##### RECORDS FOR PROCESSING
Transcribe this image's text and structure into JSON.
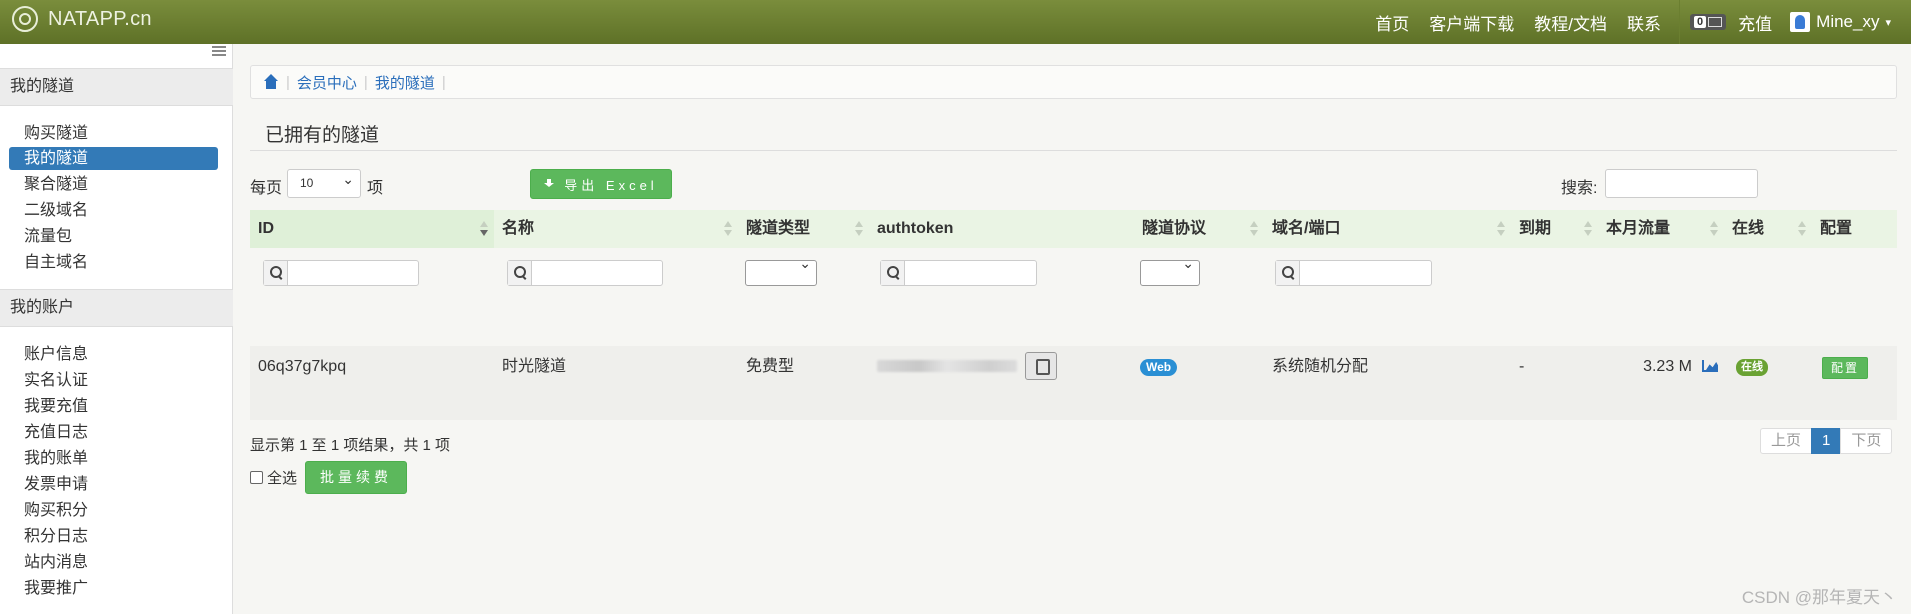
{
  "navbar": {
    "brand": "NATAPP.cn",
    "links": [
      "首页",
      "客户端下载",
      "教程/文档",
      "联系"
    ],
    "msg_count": "0",
    "recharge": "充值",
    "username": "Mine_xy",
    "caret": "▾"
  },
  "sidebar": {
    "section1_title": "我的隧道",
    "section1_items": [
      "购买隧道",
      "我的隧道",
      "聚合隧道",
      "二级域名",
      "流量包",
      "自主域名"
    ],
    "section2_title": "我的账户",
    "section2_items": [
      "账户信息",
      "实名认证",
      "我要充值",
      "充值日志",
      "我的账单",
      "发票申请",
      "购买积分",
      "积分日志",
      "站内消息",
      "我要推广"
    ]
  },
  "breadcrumb": {
    "items": [
      "会员中心",
      "我的隧道"
    ]
  },
  "page_title": "已拥有的隧道",
  "controls": {
    "per_page_label": "每页",
    "per_page_value": "10",
    "per_page_suffix": "项",
    "export_label": "导出 Excel",
    "search_label": "搜索:"
  },
  "table": {
    "columns": [
      "ID",
      "名称",
      "隧道类型",
      "authtoken",
      "隧道协议",
      "域名/端口",
      "到期",
      "本月流量",
      "在线",
      "配置"
    ],
    "rows": [
      {
        "id": "06q37g7kpq",
        "name": "时光隧道",
        "type": "免费型",
        "protocol": "Web",
        "domain": "系统随机分配",
        "expire": "-",
        "traffic": "3.23 M",
        "online": "在线",
        "config": "配置"
      }
    ]
  },
  "footer": {
    "info": "显示第 1 至 1 项结果，共 1 项",
    "select_all": "全选",
    "renew": "批量续费",
    "pager": [
      "上页",
      "1",
      "下页"
    ]
  },
  "watermark": "CSDN @那年夏天丶"
}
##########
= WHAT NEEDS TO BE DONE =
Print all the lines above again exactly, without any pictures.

= WRITTEN SOLUTION =
Transcribe this image's text and structure into JSON.
{
  "navbar": {
    "brand": "NATAPP.cn",
    "links": [
      "首页",
      "客户端下载",
      "教程/文档",
      "联系"
    ],
    "msg_count": "0",
    "recharge": "充值",
    "username": "Mine_xy",
    "caret": "▾"
  },
  "sidebar": {
    "section1_title": "我的隧道",
    "section1_items": [
      "购买隧道",
      "我的隧道",
      "聚合隧道",
      "二级域名",
      "流量包",
      "自主域名"
    ],
    "section2_title": "我的账户",
    "section2_items": [
      "账户信息",
      "实名认证",
      "我要充值",
      "充值日志",
      "我的账单",
      "发票申请",
      "购买积分",
      "积分日志",
      "站内消息",
      "我要推广"
    ]
  },
  "breadcrumb": {
    "items": [
      "会员中心",
      "我的隧道"
    ]
  },
  "page_title": "已拥有的隧道",
  "controls": {
    "per_page_label": "每页",
    "per_page_value": "10",
    "per_page_suffix": "项",
    "export_label": "导出 Excel",
    "search_label": "搜索:"
  },
  "table": {
    "columns": [
      "ID",
      "名称",
      "隧道类型",
      "authtoken",
      "隧道协议",
      "域名/端口",
      "到期",
      "本月流量",
      "在线",
      "配置"
    ],
    "rows": [
      {
        "id": "06q37g7kpq",
        "name": "时光隧道",
        "type": "免费型",
        "protocol": "Web",
        "domain": "系统随机分配",
        "expire": "-",
        "traffic": "3.23 M",
        "online": "在线",
        "config": "配置"
      }
    ]
  },
  "footer": {
    "info": "显示第 1 至 1 项结果，共 1 项",
    "select_all": "全选",
    "renew": "批量续费",
    "pager": [
      "上页",
      "1",
      "下页"
    ]
  },
  "watermark": "CSDN @那年夏天丶"
}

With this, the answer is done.